It turns out I’m not the only one who’s ever wondered if it’s possible to comfortably run a marathon. At the weekend, a runner got in a touch after Googling that same question (see her comment at the bottom of last week’s post). I’m just sorry I couldn’t give her a concrete answer. But it got me thinking.
If comfort were my goal I’d spend every evening on the sofa. Most people run marathons to see how far and hard they can push themselves. After months of training, everyone wants to run their best time on race day. You don’t want to be comfortable; you don’t want to be in agony either, of course, but if it feels too easy you’re not pushing hard enough.
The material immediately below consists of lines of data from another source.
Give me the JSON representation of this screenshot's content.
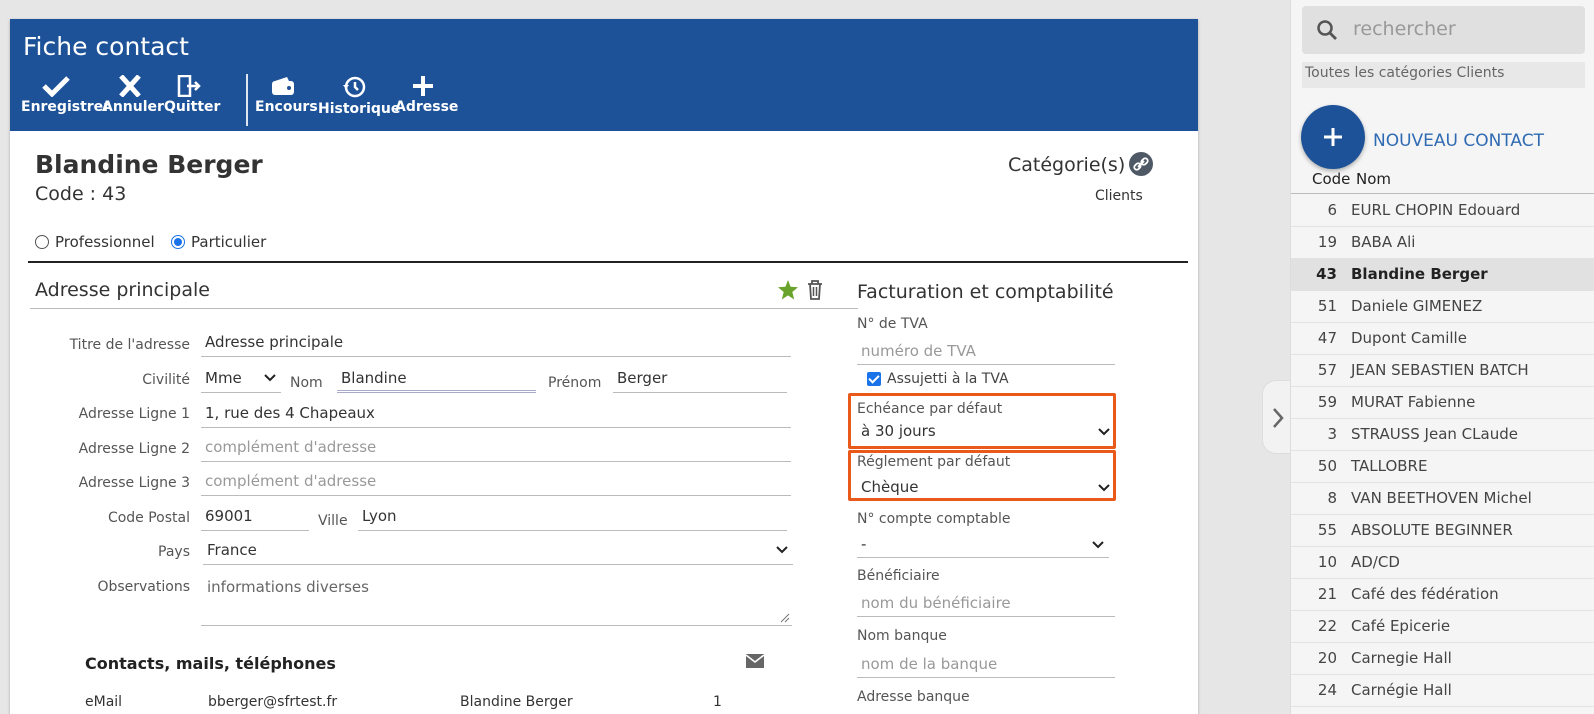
{
  "header": {
    "title": "Fiche contact",
    "toolbar": [
      {
        "label": "Enregistrer",
        "icon": "check-icon"
      },
      {
        "label": "Annuler",
        "icon": "close-icon"
      },
      {
        "label": "Quitter",
        "icon": "exit-icon"
      },
      {
        "label": "Encours",
        "icon": "wallet-icon"
      },
      {
        "label": "Historique",
        "icon": "history-icon"
      },
      {
        "label": "Adresse",
        "icon": "plus-icon"
      }
    ]
  },
  "contact": {
    "name": "Blandine Berger",
    "code": "Code : 43",
    "category_label": "Catégorie(s)",
    "category_value": "Clients",
    "type_professional": "Professionnel",
    "type_private": "Particulier",
    "type_selected": "Particulier"
  },
  "address": {
    "section_title": "Adresse principale",
    "labels": {
      "title": "Titre de l'adresse",
      "civility": "Civilité",
      "lastname": "Nom",
      "firstname": "Prénom",
      "line1": "Adresse Ligne 1",
      "line2": "Adresse Ligne 2",
      "line3": "Adresse Ligne 3",
      "postal": "Code Postal",
      "city": "Ville",
      "country": "Pays",
      "observations": "Observations"
    },
    "values": {
      "title": "Adresse principale",
      "civility": "Mme",
      "lastname": "Blandine",
      "firstname": "Berger",
      "line1": "1, rue des 4 Chapeaux",
      "line2_placeholder": "complément d'adresse",
      "line3_placeholder": "complément d'adresse",
      "postal": "69001",
      "city": "Lyon",
      "country": "France",
      "observations": "informations diverses"
    }
  },
  "contacts": {
    "title": "Contacts, mails, téléphones",
    "row": {
      "type": "eMail",
      "value": "bberger@sfrtest.fr",
      "name": "Blandine Berger",
      "num": "1"
    }
  },
  "billing": {
    "section_title": "Facturation et comptabilité",
    "vat_label": "N° de TVA",
    "vat_placeholder": "numéro de TVA",
    "vat_subject": "Assujetti à la TVA",
    "due_label": "Echéance par défaut",
    "due_value": "à 30 jours",
    "payment_label": "Réglement par défaut",
    "payment_value": "Chèque",
    "account_label": "N° compte comptable",
    "account_value": "-",
    "beneficiary_label": "Bénéficiaire",
    "beneficiary_placeholder": "nom du bénéficiaire",
    "bank_label": "Nom banque",
    "bank_placeholder": "nom de la banque",
    "bank_address_label": "Adresse banque",
    "highlight_color": "#e8591a"
  },
  "sidebar": {
    "search_placeholder": "rechercher",
    "category_filter": "Toutes les catégories Clients",
    "new_contact": "NOUVEAU CONTACT",
    "col_code": "Code",
    "col_name": "Nom",
    "items": [
      {
        "code": "6",
        "name": "EURL CHOPIN Edouard"
      },
      {
        "code": "19",
        "name": "BABA Ali"
      },
      {
        "code": "43",
        "name": "Blandine Berger",
        "selected": true
      },
      {
        "code": "51",
        "name": "Daniele GIMENEZ"
      },
      {
        "code": "47",
        "name": "Dupont Camille"
      },
      {
        "code": "57",
        "name": "JEAN SEBASTIEN BATCH"
      },
      {
        "code": "59",
        "name": "MURAT Fabienne"
      },
      {
        "code": "3",
        "name": "STRAUSS Jean CLaude"
      },
      {
        "code": "50",
        "name": "TALLOBRE"
      },
      {
        "code": "8",
        "name": "VAN BEETHOVEN Michel"
      },
      {
        "code": "55",
        "name": "ABSOLUTE BEGINNER"
      },
      {
        "code": "10",
        "name": "AD/CD"
      },
      {
        "code": "21",
        "name": "Café des fédération"
      },
      {
        "code": "22",
        "name": "Café Epicerie"
      },
      {
        "code": "20",
        "name": "Carnegie Hall"
      },
      {
        "code": "24",
        "name": "Carnégie Hall"
      }
    ]
  },
  "colors": {
    "brand": "#1d5299",
    "accent": "#2f6bb3",
    "star": "#6aa32b"
  }
}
Thing is, my marathon on 17 April isn’t my ultimate goal. That’s two years away. The Marathon des Sables is a 150 mile race across the Sahara, split into six legs, varying in length from 20 to 50 miles. It will be many things; comfortable isn’t one of them. My thinking is this: if I can run 26.2 miles around the benign streets of Brighton relatively comfortably, I can mitigate the inevitable agony the MdS has in store for me.
So, as shown on this week’s schedule (again modelled by Sprog the Elder – my new coach), I’m going to be running my long runs over hills from now on. I’ll also be heading to the beach from time to time to vary the surfaces I’m running on. If I’m going to be able to minimise the discomfort on 17 April, I need to increase the discomfort now.
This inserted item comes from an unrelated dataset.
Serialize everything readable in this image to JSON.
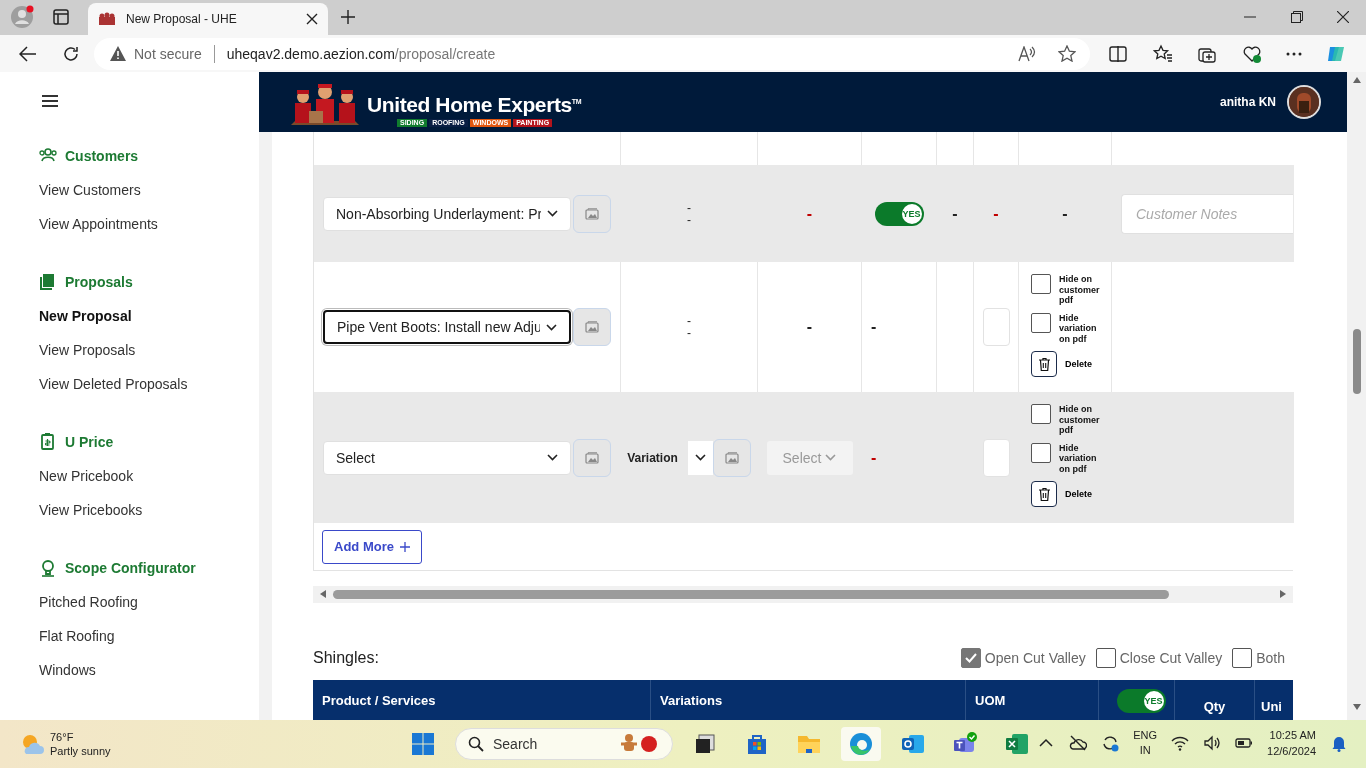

I suppose it boils down to this: the Brighton Marathon will be the culmination of months of training for most people taking part, but for me it will be another training run. Of course, not just any other; it will be the best training run ever, with thousands of other runners, crowds of onlookers (including my kids, waving their specially made flags) and a carnival atmosphere.
I’ll have to remember that on the day and not get too swept along. I want to run the marathon in under four hours. But not at any cost. All this isn’t a sprint, after all, it’s an ultra marathon.